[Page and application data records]
=-=-=
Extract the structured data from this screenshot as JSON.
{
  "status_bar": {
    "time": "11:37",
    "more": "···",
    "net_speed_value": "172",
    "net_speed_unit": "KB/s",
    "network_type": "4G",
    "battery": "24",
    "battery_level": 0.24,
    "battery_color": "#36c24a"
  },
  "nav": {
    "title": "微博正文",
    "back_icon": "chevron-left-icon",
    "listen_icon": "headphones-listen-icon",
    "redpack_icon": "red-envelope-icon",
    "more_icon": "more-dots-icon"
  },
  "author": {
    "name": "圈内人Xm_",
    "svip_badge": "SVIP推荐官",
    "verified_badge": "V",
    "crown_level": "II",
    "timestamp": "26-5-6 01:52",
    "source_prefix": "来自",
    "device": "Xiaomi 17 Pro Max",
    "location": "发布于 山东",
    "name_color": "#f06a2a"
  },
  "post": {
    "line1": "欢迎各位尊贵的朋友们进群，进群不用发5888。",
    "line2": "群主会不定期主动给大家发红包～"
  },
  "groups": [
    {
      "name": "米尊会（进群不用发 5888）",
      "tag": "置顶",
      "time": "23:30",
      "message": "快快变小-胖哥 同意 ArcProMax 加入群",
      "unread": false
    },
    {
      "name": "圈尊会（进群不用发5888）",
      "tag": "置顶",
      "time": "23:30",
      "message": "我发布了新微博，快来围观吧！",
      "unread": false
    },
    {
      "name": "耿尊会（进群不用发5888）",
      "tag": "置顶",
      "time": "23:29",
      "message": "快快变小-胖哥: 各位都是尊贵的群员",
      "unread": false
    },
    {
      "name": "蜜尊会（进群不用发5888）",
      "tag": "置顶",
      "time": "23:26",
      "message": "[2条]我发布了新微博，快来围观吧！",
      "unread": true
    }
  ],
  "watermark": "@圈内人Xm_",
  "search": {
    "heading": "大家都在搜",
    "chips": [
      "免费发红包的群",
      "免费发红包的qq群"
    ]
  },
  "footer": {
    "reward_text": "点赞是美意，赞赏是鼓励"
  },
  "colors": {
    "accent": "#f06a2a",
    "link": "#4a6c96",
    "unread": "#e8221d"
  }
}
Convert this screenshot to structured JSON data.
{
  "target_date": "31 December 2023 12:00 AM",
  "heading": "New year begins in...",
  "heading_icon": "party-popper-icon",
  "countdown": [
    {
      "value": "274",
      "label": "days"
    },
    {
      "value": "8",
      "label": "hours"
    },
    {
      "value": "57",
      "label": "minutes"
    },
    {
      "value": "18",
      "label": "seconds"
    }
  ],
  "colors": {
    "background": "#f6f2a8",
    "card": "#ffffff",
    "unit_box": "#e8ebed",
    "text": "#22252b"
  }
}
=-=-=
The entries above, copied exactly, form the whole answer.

# Response to the exercise
Extract the structured data from this screenshot as JSON.
{
  "status_bar": {
    "time": "11:37",
    "more": "···",
    "net_speed_value": "172",
    "net_speed_unit": "KB/s",
    "network_type": "4G",
    "battery": "24",
    "battery_level": 0.24,
    "battery_color": "#36c24a"
  },
  "nav": {
    "title": "微博正文",
    "back_icon": "chevron-left-icon",
    "listen_icon": "headphones-listen-icon",
    "redpack_icon": "red-envelope-icon",
    "more_icon": "more-dots-icon"
  },
  "author": {
    "name": "圈内人Xm_",
    "svip_badge": "SVIP推荐官",
    "verified_badge": "V",
    "crown_level": "II",
    "timestamp": "26-5-6 01:52",
    "source_prefix": "来自",
    "device": "Xiaomi 17 Pro Max",
    "location": "发布于 山东",
    "name_color": "#f06a2a"
  },
  "post": {
    "line1": "欢迎各位尊贵的朋友们进群，进群不用发5888。",
    "line2": "群主会不定期主动给大家发红包～"
  },
  "groups": [
    {
      "name": "米尊会（进群不用发 5888）",
      "tag": "置顶",
      "time": "23:30",
      "message": "快快变小-胖哥 同意 ArcProMax 加入群",
      "unread": false
    },
    {
      "name": "圈尊会（进群不用发5888）",
      "tag": "置顶",
      "time": "23:30",
      "message": "我发布了新微博，快来围观吧！",
      "unread": false
    },
    {
      "name": "耿尊会（进群不用发5888）",
      "tag": "置顶",
      "time": "23:29",
      "message": "快快变小-胖哥: 各位都是尊贵的群员",
      "unread": false
    },
    {
      "name": "蜜尊会（进群不用发5888）",
      "tag": "置顶",
      "time": "23:26",
      "message": "[2条]我发布了新微博，快来围观吧！",
      "unread": true
    }
  ],
  "watermark": "@圈内人Xm_",
  "search": {
    "heading": "大家都在搜",
    "chips": [
      "免费发红包的群",
      "免费发红包的qq群"
    ]
  },
  "footer": {
    "reward_text": "点赞是美意，赞赏是鼓励"
  },
  "colors": {
    "accent": "#f06a2a",
    "link": "#4a6c96",
    "unread": "#e8221d"
  }
}
Convert this screenshot to structured JSON data.
{
  "target_date": "31 December 2023 12:00 AM",
  "heading": "New year begins in...",
  "heading_icon": "party-popper-icon",
  "countdown": [
    {
      "value": "274",
      "label": "days"
    },
    {
      "value": "8",
      "label": "hours"
    },
    {
      "value": "57",
      "label": "minutes"
    },
    {
      "value": "18",
      "label": "seconds"
    }
  ],
  "colors": {
    "background": "#f6f2a8",
    "card": "#ffffff",
    "unit_box": "#e8ebed",
    "text": "#22252b"
  }
}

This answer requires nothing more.